◆ SUPPLIED MATERIAL ◆
————————

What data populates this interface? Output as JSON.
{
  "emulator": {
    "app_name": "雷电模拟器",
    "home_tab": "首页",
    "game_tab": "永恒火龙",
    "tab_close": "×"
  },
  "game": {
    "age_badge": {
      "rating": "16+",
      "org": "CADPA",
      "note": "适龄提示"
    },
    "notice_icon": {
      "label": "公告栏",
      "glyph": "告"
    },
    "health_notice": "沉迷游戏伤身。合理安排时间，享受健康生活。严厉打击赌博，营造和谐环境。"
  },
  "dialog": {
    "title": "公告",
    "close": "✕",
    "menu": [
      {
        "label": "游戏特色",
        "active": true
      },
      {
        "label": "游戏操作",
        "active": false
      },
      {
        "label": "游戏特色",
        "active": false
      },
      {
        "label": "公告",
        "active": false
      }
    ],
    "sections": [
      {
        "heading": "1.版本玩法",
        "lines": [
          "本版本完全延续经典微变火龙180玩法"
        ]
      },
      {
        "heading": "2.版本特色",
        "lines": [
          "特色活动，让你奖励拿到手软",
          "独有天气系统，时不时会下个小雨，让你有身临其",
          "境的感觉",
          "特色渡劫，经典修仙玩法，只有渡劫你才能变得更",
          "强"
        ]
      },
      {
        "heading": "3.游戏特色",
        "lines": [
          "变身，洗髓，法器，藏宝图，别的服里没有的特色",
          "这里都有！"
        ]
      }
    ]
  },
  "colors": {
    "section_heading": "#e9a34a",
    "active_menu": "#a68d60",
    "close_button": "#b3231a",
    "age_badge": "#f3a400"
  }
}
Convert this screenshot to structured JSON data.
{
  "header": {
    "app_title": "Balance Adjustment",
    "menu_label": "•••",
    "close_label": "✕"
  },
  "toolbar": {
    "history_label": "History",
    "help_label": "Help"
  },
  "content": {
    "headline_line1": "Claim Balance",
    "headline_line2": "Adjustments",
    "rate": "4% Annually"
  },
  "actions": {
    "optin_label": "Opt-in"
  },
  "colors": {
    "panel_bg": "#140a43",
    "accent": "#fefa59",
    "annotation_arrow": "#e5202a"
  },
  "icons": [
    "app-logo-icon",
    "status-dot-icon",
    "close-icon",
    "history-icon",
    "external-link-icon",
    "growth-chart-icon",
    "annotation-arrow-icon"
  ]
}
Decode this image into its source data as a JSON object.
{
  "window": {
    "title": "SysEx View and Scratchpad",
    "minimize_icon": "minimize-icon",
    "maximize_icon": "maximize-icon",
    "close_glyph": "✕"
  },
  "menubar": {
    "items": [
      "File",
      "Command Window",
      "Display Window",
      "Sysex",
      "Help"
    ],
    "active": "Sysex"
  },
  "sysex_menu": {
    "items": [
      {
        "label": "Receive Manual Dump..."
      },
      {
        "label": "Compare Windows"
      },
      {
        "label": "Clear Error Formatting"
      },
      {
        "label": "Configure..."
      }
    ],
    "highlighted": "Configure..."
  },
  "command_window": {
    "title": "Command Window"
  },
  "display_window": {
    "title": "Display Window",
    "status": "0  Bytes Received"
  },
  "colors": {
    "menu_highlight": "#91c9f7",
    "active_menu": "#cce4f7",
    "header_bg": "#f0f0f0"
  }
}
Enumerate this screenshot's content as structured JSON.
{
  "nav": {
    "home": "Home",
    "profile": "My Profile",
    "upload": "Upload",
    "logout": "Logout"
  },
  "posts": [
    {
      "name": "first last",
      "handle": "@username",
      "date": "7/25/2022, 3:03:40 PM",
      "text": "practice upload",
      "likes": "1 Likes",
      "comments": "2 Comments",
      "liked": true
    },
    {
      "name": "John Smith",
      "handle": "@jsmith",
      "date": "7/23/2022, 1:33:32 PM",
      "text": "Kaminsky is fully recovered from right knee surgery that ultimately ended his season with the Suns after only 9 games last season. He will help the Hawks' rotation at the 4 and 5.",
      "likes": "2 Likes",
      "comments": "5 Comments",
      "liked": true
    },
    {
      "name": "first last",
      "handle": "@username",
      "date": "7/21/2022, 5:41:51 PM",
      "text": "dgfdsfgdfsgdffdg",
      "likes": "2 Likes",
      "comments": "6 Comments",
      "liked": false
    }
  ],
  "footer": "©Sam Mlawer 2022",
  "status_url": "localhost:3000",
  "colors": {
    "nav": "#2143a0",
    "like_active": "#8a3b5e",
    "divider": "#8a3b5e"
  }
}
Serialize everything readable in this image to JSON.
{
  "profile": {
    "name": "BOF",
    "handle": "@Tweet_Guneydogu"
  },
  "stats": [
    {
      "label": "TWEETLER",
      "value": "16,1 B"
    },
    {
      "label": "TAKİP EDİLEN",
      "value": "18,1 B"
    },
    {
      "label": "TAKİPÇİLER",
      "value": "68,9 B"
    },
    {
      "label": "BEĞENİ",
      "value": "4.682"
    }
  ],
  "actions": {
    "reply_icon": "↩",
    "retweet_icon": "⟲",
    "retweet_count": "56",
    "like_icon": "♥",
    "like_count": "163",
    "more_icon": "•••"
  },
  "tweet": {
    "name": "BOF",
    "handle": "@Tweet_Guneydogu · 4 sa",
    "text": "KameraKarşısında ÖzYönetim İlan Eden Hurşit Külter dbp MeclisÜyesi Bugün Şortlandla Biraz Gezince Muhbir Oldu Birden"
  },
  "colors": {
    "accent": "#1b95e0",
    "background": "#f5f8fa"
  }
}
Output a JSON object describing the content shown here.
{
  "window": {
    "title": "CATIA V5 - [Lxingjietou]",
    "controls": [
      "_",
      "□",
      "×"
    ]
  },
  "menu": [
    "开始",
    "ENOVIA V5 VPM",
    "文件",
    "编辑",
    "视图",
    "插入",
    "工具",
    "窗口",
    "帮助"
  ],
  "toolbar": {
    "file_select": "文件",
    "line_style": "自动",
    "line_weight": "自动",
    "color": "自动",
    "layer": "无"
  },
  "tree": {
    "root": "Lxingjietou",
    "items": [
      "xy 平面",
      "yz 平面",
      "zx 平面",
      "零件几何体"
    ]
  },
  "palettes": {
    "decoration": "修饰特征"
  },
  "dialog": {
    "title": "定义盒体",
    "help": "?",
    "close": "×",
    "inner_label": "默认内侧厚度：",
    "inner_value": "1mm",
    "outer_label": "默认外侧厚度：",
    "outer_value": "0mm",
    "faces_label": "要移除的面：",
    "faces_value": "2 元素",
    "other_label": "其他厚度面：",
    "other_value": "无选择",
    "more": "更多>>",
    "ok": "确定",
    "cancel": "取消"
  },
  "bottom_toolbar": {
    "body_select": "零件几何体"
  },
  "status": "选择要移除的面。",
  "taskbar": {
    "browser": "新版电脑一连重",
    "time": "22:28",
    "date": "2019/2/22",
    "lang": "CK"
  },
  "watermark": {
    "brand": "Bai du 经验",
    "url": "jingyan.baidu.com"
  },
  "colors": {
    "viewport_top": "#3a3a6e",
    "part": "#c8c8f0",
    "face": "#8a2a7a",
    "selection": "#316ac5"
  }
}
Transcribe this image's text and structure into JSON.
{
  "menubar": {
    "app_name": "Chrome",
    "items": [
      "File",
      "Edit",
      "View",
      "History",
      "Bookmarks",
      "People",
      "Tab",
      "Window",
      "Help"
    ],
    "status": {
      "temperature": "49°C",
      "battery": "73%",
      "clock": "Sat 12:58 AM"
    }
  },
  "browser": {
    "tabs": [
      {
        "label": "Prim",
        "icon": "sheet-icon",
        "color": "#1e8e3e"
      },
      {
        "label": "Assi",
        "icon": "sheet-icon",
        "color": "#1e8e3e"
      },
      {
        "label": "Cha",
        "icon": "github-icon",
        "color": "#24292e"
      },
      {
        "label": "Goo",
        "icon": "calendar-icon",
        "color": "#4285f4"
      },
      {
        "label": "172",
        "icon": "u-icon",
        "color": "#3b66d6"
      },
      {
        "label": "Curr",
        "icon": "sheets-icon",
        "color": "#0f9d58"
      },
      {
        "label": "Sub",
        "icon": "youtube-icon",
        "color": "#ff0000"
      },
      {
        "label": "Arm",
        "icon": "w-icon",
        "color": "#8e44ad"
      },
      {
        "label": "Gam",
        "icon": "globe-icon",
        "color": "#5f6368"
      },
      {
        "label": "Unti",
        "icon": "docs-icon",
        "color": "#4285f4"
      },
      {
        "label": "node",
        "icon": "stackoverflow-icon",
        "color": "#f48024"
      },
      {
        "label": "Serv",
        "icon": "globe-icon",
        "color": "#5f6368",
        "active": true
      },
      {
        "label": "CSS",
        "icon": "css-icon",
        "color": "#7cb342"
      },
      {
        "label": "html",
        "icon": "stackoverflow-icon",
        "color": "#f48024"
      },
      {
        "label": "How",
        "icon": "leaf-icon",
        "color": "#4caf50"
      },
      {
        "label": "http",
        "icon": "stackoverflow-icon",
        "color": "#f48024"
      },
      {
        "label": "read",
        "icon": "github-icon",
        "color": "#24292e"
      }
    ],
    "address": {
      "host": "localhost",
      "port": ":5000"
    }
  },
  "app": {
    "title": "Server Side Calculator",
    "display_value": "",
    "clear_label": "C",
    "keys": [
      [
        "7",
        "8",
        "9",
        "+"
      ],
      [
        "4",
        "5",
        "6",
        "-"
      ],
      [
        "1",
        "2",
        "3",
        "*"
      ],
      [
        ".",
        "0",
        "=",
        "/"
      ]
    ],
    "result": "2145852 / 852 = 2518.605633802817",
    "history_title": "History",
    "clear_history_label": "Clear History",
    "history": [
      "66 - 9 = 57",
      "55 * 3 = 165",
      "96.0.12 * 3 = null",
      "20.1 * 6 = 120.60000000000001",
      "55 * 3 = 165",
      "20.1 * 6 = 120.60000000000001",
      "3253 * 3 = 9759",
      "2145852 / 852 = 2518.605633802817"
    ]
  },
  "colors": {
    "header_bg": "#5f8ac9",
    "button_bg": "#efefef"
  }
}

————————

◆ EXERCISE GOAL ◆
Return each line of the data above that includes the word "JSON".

◆ ANSWER BOX ◆
What data populates this interface? Output as JSON.
Convert this screenshot to structured JSON data.
Decode this image into its source data as a JSON object.
Enumerate this screenshot's content as structured JSON.
Serialize everything readable in this image to JSON.
Output a JSON object describing the content shown here.
Transcribe this image's text and structure into JSON.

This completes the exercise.